But a vote on a millionaires’ tax could help push a deal along, because it would show Boehner how many Republicans are at least willing to back some tax increases.

Democrats have been sympathetic to such proposals in the past, but they quickly distanced themselves from the maneuver this time.

“Speaker Boehner’s ‘Plan B’ is the farthest thing from a balanced approach.

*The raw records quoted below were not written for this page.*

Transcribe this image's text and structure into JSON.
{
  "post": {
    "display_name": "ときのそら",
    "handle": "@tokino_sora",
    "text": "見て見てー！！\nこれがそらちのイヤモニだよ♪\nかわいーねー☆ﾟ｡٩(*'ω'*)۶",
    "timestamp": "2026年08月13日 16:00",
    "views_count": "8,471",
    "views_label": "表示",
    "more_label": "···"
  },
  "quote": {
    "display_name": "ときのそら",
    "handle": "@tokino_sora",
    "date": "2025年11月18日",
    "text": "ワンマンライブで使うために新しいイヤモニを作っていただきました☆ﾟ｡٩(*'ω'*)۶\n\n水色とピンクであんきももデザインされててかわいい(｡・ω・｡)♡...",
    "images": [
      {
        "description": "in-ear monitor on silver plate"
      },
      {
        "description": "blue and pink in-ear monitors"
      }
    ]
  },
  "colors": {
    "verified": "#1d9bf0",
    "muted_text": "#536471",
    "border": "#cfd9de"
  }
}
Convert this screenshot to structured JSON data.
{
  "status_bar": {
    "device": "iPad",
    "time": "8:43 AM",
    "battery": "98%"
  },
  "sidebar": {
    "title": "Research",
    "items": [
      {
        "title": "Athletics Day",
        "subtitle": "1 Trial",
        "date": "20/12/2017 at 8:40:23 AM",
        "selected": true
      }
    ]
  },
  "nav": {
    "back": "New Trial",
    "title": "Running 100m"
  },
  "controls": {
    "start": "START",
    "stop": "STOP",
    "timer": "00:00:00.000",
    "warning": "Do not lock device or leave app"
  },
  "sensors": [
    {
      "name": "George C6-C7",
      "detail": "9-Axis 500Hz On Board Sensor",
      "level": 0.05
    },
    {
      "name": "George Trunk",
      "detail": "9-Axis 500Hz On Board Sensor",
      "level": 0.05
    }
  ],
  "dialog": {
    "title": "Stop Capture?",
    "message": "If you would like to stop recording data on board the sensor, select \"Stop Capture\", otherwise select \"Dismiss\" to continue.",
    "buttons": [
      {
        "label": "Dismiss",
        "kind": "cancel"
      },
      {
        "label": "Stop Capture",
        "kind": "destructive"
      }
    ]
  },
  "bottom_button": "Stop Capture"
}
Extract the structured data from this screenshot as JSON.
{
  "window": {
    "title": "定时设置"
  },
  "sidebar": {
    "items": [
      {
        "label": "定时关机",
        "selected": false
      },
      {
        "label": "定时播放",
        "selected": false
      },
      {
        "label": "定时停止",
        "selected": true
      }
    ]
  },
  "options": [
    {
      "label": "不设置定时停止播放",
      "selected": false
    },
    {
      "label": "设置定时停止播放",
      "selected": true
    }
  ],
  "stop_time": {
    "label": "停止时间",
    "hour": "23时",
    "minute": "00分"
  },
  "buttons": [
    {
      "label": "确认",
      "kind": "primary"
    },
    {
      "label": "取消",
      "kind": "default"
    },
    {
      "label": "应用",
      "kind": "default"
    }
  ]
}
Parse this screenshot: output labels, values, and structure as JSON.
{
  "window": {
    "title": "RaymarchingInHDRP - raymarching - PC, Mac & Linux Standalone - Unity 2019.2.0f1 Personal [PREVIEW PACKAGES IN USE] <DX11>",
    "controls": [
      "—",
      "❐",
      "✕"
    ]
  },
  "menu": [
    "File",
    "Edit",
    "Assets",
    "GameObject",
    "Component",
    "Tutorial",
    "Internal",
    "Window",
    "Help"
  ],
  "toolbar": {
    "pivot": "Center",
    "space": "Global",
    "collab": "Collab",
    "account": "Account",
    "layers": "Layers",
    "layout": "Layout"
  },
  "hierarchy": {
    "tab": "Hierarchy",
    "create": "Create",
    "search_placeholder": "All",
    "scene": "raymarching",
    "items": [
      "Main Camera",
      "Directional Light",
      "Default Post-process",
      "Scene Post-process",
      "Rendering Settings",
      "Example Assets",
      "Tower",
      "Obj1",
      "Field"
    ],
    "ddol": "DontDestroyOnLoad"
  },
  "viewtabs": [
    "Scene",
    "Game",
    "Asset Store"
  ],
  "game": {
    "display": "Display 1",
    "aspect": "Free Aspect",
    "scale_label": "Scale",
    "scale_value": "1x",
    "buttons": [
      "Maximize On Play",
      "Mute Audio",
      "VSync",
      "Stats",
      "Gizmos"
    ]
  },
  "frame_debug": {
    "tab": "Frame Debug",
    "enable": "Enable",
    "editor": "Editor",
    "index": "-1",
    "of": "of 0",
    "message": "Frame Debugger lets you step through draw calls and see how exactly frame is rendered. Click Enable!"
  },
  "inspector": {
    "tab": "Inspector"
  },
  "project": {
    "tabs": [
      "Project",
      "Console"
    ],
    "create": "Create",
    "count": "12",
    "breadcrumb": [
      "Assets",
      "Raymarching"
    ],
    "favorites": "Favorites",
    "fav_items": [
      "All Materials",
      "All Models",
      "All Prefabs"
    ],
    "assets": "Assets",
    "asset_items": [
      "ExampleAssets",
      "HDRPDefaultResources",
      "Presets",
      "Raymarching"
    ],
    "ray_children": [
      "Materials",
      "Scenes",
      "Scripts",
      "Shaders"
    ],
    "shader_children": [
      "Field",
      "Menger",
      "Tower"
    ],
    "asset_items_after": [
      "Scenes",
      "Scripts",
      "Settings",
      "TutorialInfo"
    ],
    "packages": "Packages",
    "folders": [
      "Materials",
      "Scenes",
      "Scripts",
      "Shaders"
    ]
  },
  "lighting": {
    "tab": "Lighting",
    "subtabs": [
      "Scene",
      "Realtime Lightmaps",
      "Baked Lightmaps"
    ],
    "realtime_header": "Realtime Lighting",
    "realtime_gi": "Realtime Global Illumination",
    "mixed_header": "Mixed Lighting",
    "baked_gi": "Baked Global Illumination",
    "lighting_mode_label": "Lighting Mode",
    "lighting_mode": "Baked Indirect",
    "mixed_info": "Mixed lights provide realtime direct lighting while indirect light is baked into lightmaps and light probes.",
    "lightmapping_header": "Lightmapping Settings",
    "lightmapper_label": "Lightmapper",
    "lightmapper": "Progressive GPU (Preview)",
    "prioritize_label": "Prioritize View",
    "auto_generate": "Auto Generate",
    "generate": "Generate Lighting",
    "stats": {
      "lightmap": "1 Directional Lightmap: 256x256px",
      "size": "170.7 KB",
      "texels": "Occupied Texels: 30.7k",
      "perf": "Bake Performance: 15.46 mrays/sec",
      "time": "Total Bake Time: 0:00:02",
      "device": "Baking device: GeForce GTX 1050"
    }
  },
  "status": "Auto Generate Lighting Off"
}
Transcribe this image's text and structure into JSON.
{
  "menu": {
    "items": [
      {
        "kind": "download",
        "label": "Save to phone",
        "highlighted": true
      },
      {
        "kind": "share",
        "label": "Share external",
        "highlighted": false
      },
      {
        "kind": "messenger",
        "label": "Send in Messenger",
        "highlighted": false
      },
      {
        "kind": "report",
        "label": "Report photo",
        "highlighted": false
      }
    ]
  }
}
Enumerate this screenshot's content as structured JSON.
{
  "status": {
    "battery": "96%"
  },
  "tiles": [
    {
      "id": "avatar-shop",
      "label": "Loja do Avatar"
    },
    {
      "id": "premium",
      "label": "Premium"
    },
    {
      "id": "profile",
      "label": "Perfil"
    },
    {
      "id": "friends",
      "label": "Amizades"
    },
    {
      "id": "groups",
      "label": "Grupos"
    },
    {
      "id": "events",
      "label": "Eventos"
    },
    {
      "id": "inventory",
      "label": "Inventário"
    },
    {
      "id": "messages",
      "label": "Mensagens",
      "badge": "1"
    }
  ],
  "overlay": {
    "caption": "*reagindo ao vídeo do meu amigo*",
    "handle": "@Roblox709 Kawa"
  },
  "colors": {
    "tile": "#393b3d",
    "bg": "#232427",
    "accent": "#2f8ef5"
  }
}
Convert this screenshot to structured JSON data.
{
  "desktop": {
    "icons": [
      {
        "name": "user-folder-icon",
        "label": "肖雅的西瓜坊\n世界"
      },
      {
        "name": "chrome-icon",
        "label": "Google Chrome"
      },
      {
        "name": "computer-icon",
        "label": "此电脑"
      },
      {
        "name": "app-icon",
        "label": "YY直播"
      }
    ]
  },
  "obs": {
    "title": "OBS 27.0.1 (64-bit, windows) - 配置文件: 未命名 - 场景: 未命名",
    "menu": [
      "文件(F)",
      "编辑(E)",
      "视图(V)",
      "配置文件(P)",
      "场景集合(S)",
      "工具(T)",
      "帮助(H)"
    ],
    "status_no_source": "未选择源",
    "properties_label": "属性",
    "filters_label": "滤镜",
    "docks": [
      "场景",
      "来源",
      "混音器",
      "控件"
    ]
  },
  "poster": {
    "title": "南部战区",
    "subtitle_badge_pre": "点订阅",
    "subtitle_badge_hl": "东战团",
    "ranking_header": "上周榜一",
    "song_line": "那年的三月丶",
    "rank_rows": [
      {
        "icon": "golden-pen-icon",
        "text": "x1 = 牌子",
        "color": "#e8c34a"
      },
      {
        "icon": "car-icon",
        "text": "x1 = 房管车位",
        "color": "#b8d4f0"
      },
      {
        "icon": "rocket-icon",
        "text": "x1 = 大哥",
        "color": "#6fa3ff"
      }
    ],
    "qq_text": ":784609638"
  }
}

It will not protect middle-class families because it cannot pass both houses of Congress,” said Senate Majority Leader Harry Reid, D-Nev. Democrats control 52 of the Senate’s 100 seats.

Democrats faced some turmoil of their own, as interest groups, as well as many in their party, weren’t pleased with the White House proposal to change how the Social Security cost of living is calculated.

“If . . . the White House is considering this benefit cut, then President Obama has broken faith with seniors and his commitment to keep Social Security out of the deficit debate,’’ according to a statement from the National Committee To Preserve Social Security & Medicare.

Beneath the tough talk, though, were a softer tone and expressions of guarded optimism.

“I think it is more of a political ploy than it is a serious move forward,” House Minority Whip Steny Hoyer, D-Md., said of Boehner’s plan. But he quickly added, “The good news, however, is that Speaker Boehner indicated that the talks are continuing, so he is not disengaging from the negotiations.”

Members of Congress are in a somewhat more somber mood because of the shootings last Friday of 26 people, including 20 children, at an elementary school in Newtown, Conn. Lawmakers crowded the Senate and House floors offering statements of sympathy, and there was a sense that now isn’t the time for harsh rhetoric. Obama canceled a campaign-style trip to Maine on Wednesday, where he’d planned to try to sell his solution to the fiscal cliff.

"The death of those little children was a message to adults – that more is expected of them," said Ross Baker, a Rutgers University professor and an expert on Congress.

“As the president said in Newtown, a tragedy as unfathomable, unimaginable, as what happened in Newtown reminds us of what really matters,” Carney said. “And he certainly believes that it is his responsibility – and the responsibility of everyone here in Washington – to work together to try to do important things for the American people and the American economy. . . . So to the extent that an event like that, as tragic as it is, brings us a little closer together . . . that would be a good thing.”

Boehner agreed. “This is a difficult time for Americans. That’s why we continue to have conversations with the White House,” he said Tuesday. “It’s not a time to put Americans through more stress.”

Lawmakers also are dealing with reality: Poll after poll finds, in strong terms, that Americans are tired of rigid partisanship and want compromise.

Sources in the White House and the speaker’s office say they’re getting close. Obama’s $2.4 trillion proposal offers an equal amount of revenue and spending cuts, but only $800 billion are true cuts. More than $122 billion would come from the change in the Social Security inflation measurement and $290 billion in savings would derive from lower-interest costs on the national debt.

William Douglas contributed to this article.

By David Lightman and Anita Kumar
McClatchy Newspapers